Camping is $10 (U.S.) a night and $5 (U.S.) for an extra car per day. There is limited day parking ($5) in the campground for climbers. Overflow parking is found along the road 100 yards past the bridge/river on the right side of the road. Do not park alongside the road leading to the campground or in the Strawberry Lodge parking lot. Your car may be towed at your expense, (up to $1000 dollars in fines and/or a 30 day impound can be applied).
Conveniently located at the edge of the campground are a few large boulders worth doing. From the parking lot, head uphill and cross over the small foot bridge to the Pony Express Trail. Hang a left, and walk up the gently sloped trail for about 3 minutes.

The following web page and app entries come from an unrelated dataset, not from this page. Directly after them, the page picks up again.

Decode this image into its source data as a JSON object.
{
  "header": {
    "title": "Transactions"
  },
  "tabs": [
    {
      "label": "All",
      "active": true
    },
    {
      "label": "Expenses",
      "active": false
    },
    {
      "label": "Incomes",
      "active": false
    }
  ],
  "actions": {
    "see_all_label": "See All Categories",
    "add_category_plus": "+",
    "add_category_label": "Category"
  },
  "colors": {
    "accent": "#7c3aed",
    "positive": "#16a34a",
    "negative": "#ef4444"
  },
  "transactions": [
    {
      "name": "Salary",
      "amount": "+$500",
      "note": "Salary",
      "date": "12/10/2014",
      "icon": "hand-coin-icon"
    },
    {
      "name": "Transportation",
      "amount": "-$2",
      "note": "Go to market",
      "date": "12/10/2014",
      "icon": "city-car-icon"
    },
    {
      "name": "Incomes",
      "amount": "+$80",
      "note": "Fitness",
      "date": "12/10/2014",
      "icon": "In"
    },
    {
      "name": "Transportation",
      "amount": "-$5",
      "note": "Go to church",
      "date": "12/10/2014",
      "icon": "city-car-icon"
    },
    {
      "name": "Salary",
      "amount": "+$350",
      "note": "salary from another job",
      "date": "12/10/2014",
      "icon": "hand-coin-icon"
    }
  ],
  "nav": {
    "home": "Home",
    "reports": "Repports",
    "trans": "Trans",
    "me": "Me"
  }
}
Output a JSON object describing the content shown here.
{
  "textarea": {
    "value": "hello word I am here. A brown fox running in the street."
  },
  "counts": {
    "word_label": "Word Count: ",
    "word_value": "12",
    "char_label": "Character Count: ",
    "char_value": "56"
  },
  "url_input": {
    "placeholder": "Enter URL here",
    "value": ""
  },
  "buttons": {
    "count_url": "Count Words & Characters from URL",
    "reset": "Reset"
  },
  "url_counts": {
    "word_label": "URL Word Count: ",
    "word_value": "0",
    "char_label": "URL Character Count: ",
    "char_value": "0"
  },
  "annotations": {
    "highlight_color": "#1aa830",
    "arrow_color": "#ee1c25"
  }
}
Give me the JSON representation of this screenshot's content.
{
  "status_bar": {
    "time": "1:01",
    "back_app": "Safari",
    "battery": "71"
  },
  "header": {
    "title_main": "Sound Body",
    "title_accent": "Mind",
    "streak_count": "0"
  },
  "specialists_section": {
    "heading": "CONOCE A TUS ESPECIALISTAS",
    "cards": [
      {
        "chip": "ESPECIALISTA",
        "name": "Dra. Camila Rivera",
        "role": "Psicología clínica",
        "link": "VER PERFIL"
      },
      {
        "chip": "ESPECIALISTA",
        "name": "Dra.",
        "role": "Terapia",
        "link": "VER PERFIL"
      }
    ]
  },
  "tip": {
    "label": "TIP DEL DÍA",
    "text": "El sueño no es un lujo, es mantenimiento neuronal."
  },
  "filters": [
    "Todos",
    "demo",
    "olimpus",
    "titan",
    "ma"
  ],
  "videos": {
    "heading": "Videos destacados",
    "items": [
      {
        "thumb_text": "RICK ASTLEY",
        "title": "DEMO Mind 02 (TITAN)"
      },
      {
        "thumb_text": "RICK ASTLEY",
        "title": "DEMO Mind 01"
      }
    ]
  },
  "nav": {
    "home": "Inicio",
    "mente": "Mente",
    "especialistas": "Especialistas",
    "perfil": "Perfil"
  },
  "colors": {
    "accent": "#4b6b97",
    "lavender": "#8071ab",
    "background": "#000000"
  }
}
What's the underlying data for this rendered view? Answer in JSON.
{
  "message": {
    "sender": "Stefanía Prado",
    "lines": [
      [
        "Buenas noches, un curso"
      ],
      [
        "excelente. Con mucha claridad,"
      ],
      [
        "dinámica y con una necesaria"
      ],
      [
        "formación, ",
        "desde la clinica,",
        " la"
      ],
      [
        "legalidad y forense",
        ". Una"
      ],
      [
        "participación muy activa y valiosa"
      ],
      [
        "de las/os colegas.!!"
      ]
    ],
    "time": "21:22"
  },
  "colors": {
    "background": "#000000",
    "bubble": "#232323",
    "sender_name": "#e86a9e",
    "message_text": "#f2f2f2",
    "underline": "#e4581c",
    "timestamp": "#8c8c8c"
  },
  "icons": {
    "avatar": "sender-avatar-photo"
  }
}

Almost all multipitch routes are best to walk off, both for the preservation of existing vegetation, and that most routes don't have any fixed protection at the top of the rock due to the abundance of trees, cracks, and large rocks at the top.
You can get pretty good food at the Strawberry Lodge
, breakfast, lunch and dinner. They serve food at the bar as well and is a bit cheaper too. The Lodge is very climber friendly and showers can be purchased for a small fee. Just ask at the front desk.
Across the street is the Strawberry Station
, where you can pick up drinks and basic goods. There is also well stocked gear room which carries all your basic (and then some) climbing gear. They also rent shoes and crash pads. It is owned and operated by a great and friendly local family the head of which is Squirrel, a local climber with all the beta you'll ever need. Be sure to stop in and support their friendly business.
Steve Miller. Lover's Leap pioneer. Photo y Blitzo.
Neal Archambault on 'Beer Can Direct', 5.11a - Lover's Leap
the spectacular corrugation corner
Lover's Leap panoramic
The Leap. Tiny climber specks on The Line and Bear's Reach
Golden hour on the East Wall
Sunset on the Traveler Buttress
George Connor and partner on Eeyore's Enigma
Where worlds collide...
past the crux, working my way up the arete.
Lover's Leap Area, and The Line Route which follows a perfect multi-pitch finger crack .
A view of The Leap from the air